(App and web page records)
• • •
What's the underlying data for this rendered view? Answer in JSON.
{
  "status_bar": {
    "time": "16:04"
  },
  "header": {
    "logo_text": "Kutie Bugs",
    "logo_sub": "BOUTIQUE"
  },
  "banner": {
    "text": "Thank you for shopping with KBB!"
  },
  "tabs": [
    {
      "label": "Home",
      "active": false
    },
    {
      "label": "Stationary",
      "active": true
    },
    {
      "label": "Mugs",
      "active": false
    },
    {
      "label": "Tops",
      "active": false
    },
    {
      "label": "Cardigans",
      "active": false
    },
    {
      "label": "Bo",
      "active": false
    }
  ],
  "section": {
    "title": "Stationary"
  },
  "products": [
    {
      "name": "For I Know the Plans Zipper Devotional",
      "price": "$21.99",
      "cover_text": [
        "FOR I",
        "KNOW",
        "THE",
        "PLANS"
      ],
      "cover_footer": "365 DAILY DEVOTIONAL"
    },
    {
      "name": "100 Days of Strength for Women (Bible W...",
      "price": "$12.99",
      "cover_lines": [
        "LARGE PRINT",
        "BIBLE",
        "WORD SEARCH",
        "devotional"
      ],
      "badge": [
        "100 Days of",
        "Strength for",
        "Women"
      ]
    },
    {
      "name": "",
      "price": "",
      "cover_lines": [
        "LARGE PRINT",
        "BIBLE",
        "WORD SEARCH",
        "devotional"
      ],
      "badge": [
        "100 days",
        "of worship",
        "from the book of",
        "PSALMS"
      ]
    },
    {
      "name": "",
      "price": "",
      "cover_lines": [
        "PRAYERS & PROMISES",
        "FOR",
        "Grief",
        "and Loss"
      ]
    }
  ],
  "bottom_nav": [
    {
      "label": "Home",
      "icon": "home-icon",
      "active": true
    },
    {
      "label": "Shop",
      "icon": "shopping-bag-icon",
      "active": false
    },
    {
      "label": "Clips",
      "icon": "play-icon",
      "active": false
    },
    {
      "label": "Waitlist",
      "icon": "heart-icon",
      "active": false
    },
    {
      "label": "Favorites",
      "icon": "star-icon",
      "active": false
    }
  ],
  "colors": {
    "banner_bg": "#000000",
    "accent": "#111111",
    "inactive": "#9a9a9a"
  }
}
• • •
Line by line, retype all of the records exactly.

What's the underlying data for this rendered view? Answer in JSON.
{
  "status_bar": {
    "time": "16:04"
  },
  "header": {
    "logo_text": "Kutie Bugs",
    "logo_sub": "BOUTIQUE"
  },
  "banner": {
    "text": "Thank you for shopping with KBB!"
  },
  "tabs": [
    {
      "label": "Home",
      "active": false
    },
    {
      "label": "Stationary",
      "active": true
    },
    {
      "label": "Mugs",
      "active": false
    },
    {
      "label": "Tops",
      "active": false
    },
    {
      "label": "Cardigans",
      "active": false
    },
    {
      "label": "Bo",
      "active": false
    }
  ],
  "section": {
    "title": "Stationary"
  },
  "products": [
    {
      "name": "For I Know the Plans Zipper Devotional",
      "price": "$21.99",
      "cover_text": [
        "FOR I",
        "KNOW",
        "THE",
        "PLANS"
      ],
      "cover_footer": "365 DAILY DEVOTIONAL"
    },
    {
      "name": "100 Days of Strength for Women (Bible W...",
      "price": "$12.99",
      "cover_lines": [
        "LARGE PRINT",
        "BIBLE",
        "WORD SEARCH",
        "devotional"
      ],
      "badge": [
        "100 Days of",
        "Strength for",
        "Women"
      ]
    },
    {
      "name": "",
      "price": "",
      "cover_lines": [
        "LARGE PRINT",
        "BIBLE",
        "WORD SEARCH",
        "devotional"
      ],
      "badge": [
        "100 days",
        "of worship",
        "from the book of",
        "PSALMS"
      ]
    },
    {
      "name": "",
      "price": "",
      "cover_lines": [
        "PRAYERS & PROMISES",
        "FOR",
        "Grief",
        "and Loss"
      ]
    }
  ],
  "bottom_nav": [
    {
      "label": "Home",
      "icon": "home-icon",
      "active": true
    },
    {
      "label": "Shop",
      "icon": "shopping-bag-icon",
      "active": false
    },
    {
      "label": "Clips",
      "icon": "play-icon",
      "active": false
    },
    {
      "label": "Waitlist",
      "icon": "heart-icon",
      "active": false
    },
    {
      "label": "Favorites",
      "icon": "star-icon",
      "active": false
    }
  ],
  "colors": {
    "banner_bg": "#000000",
    "accent": "#111111",
    "inactive": "#9a9a9a"
  }
}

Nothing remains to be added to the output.